• _TASK BRIEF_: Your copy should repeat each record exactly and contain none of the pictures.

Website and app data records
>>
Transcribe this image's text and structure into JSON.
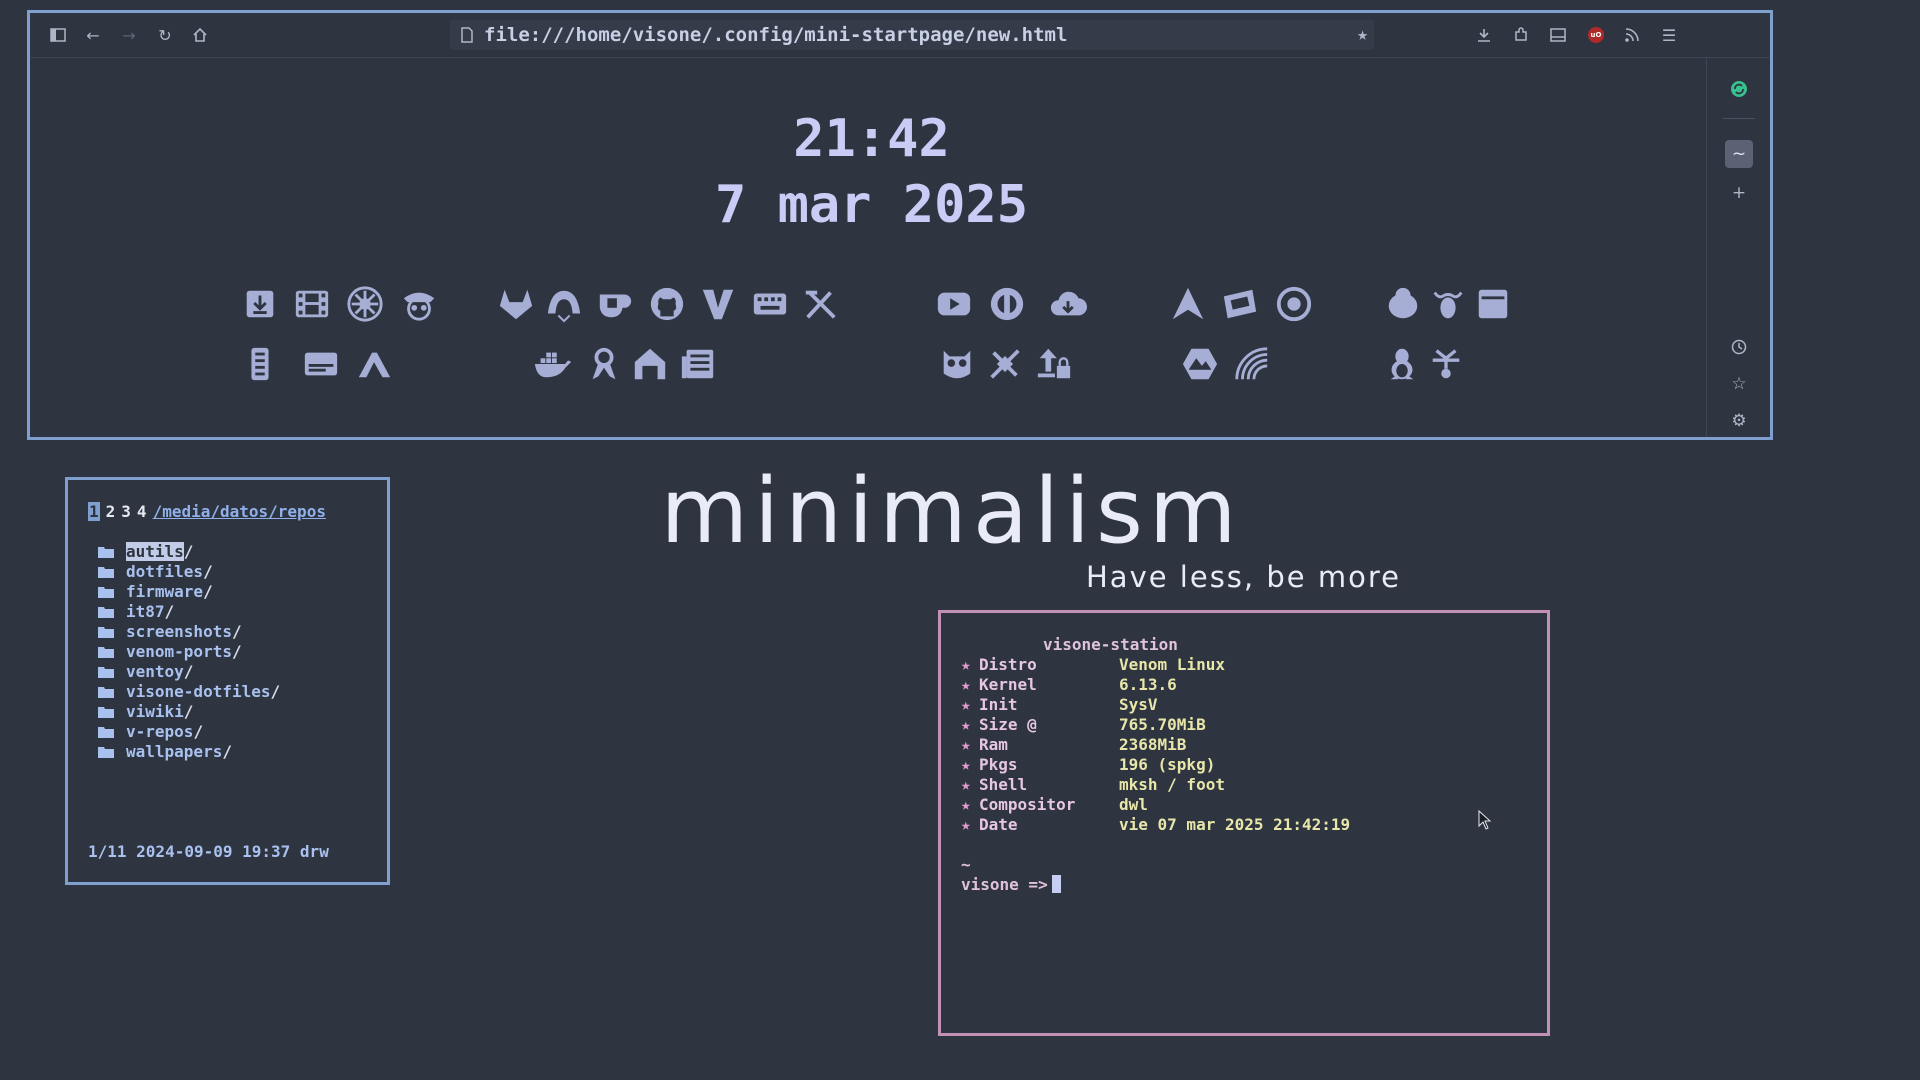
{
  "browser": {
    "url": "file:///home/visone/.config/mini-startpage/new.html",
    "ublock_label": "uO"
  },
  "startpage": {
    "time": "21:42",
    "date": "7 mar 2025"
  },
  "icons": [
    {
      "name": "download-icon"
    },
    {
      "name": "film-icon"
    },
    {
      "name": "transmission-icon"
    },
    {
      "name": "pirate-icon"
    },
    {
      "name": "gitlab-icon"
    },
    {
      "name": "gitea-icon"
    },
    {
      "name": "ko-fi-icon"
    },
    {
      "name": "github-icon"
    },
    {
      "name": "vim-icon"
    },
    {
      "name": "keyboard-icon"
    },
    {
      "name": "tools-icon"
    },
    {
      "name": "youtube-icon"
    },
    {
      "name": "wikipedia-icon"
    },
    {
      "name": "cloud-download-icon"
    },
    {
      "name": "arch-icon"
    },
    {
      "name": "ticket-icon"
    },
    {
      "name": "target-icon"
    },
    {
      "name": "penguin-icon"
    },
    {
      "name": "gnu-icon"
    },
    {
      "name": "archive-box-icon"
    },
    {
      "name": "remote-icon"
    },
    {
      "name": "subtitles-icon"
    },
    {
      "name": "brand-a-icon"
    },
    {
      "name": "docker-icon"
    },
    {
      "name": "ribbon-icon"
    },
    {
      "name": "house-icon"
    },
    {
      "name": "news-icon"
    },
    {
      "name": "owl-icon"
    },
    {
      "name": "satellite-icon"
    },
    {
      "name": "upload-lock-icon"
    },
    {
      "name": "hexagon-mountain-icon"
    },
    {
      "name": "rainbow-icon"
    },
    {
      "name": "tux-icon"
    },
    {
      "name": "fork-icon"
    }
  ],
  "filemanager": {
    "tabs": [
      "1",
      "2",
      "3",
      "4"
    ],
    "path": "/media/datos/repos",
    "entries": [
      "autils",
      "dotfiles",
      "firmware",
      "it87",
      "screenshots",
      "venom-ports",
      "ventoy",
      "visone-dotfiles",
      "viwiki",
      "v-repos",
      "wallpapers"
    ],
    "status": "1/11 2024-09-09 19:37 drw"
  },
  "hero": {
    "title": "minimalism",
    "subtitle": "Have less, be more"
  },
  "terminal": {
    "host": "visone-station",
    "info": [
      {
        "key": "Distro",
        "value": "Venom Linux"
      },
      {
        "key": "Kernel",
        "value": "6.13.6"
      },
      {
        "key": "Init",
        "value": "SysV"
      },
      {
        "key": "Size @",
        "value": "765.70MiB"
      },
      {
        "key": "Ram",
        "value": "2368MiB"
      },
      {
        "key": "Pkgs",
        "value": "196 (spkg)"
      },
      {
        "key": "Shell",
        "value": "mksh / foot"
      },
      {
        "key": "Compositor",
        "value": "dwl"
      },
      {
        "key": "Date",
        "value": "vie 07 mar 2025 21:42:19"
      }
    ],
    "tilde": "~",
    "prompt": "visone =>"
  },
  "colors": {
    "background": "#2e3440",
    "window_border": "#7fa0cf",
    "terminal_border": "#c391b6",
    "icon": "#a6aed6"
  }
}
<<
• _ANSWER TO THIS EXERCISE_:
Transcribe this image's text and structure into JSON.
{
  "browser": {
    "url": "file:///home/visone/.config/mini-startpage/new.html",
    "ublock_label": "uO"
  },
  "startpage": {
    "time": "21:42",
    "date": "7 mar 2025"
  },
  "icons": [
    {
      "name": "download-icon"
    },
    {
      "name": "film-icon"
    },
    {
      "name": "transmission-icon"
    },
    {
      "name": "pirate-icon"
    },
    {
      "name": "gitlab-icon"
    },
    {
      "name": "gitea-icon"
    },
    {
      "name": "ko-fi-icon"
    },
    {
      "name": "github-icon"
    },
    {
      "name": "vim-icon"
    },
    {
      "name": "keyboard-icon"
    },
    {
      "name": "tools-icon"
    },
    {
      "name": "youtube-icon"
    },
    {
      "name": "wikipedia-icon"
    },
    {
      "name": "cloud-download-icon"
    },
    {
      "name": "arch-icon"
    },
    {
      "name": "ticket-icon"
    },
    {
      "name": "target-icon"
    },
    {
      "name": "penguin-icon"
    },
    {
      "name": "gnu-icon"
    },
    {
      "name": "archive-box-icon"
    },
    {
      "name": "remote-icon"
    },
    {
      "name": "subtitles-icon"
    },
    {
      "name": "brand-a-icon"
    },
    {
      "name": "docker-icon"
    },
    {
      "name": "ribbon-icon"
    },
    {
      "name": "house-icon"
    },
    {
      "name": "news-icon"
    },
    {
      "name": "owl-icon"
    },
    {
      "name": "satellite-icon"
    },
    {
      "name": "upload-lock-icon"
    },
    {
      "name": "hexagon-mountain-icon"
    },
    {
      "name": "rainbow-icon"
    },
    {
      "name": "tux-icon"
    },
    {
      "name": "fork-icon"
    }
  ],
  "filemanager": {
    "tabs": [
      "1",
      "2",
      "3",
      "4"
    ],
    "path": "/media/datos/repos",
    "entries": [
      "autils",
      "dotfiles",
      "firmware",
      "it87",
      "screenshots",
      "venom-ports",
      "ventoy",
      "visone-dotfiles",
      "viwiki",
      "v-repos",
      "wallpapers"
    ],
    "status": "1/11 2024-09-09 19:37 drw"
  },
  "hero": {
    "title": "minimalism",
    "subtitle": "Have less, be more"
  },
  "terminal": {
    "host": "visone-station",
    "info": [
      {
        "key": "Distro",
        "value": "Venom Linux"
      },
      {
        "key": "Kernel",
        "value": "6.13.6"
      },
      {
        "key": "Init",
        "value": "SysV"
      },
      {
        "key": "Size @",
        "value": "765.70MiB"
      },
      {
        "key": "Ram",
        "value": "2368MiB"
      },
      {
        "key": "Pkgs",
        "value": "196 (spkg)"
      },
      {
        "key": "Shell",
        "value": "mksh / foot"
      },
      {
        "key": "Compositor",
        "value": "dwl"
      },
      {
        "key": "Date",
        "value": "vie 07 mar 2025 21:42:19"
      }
    ],
    "tilde": "~",
    "prompt": "visone =>"
  },
  "colors": {
    "background": "#2e3440",
    "window_border": "#7fa0cf",
    "terminal_border": "#c391b6",
    "icon": "#a6aed6"
  }
}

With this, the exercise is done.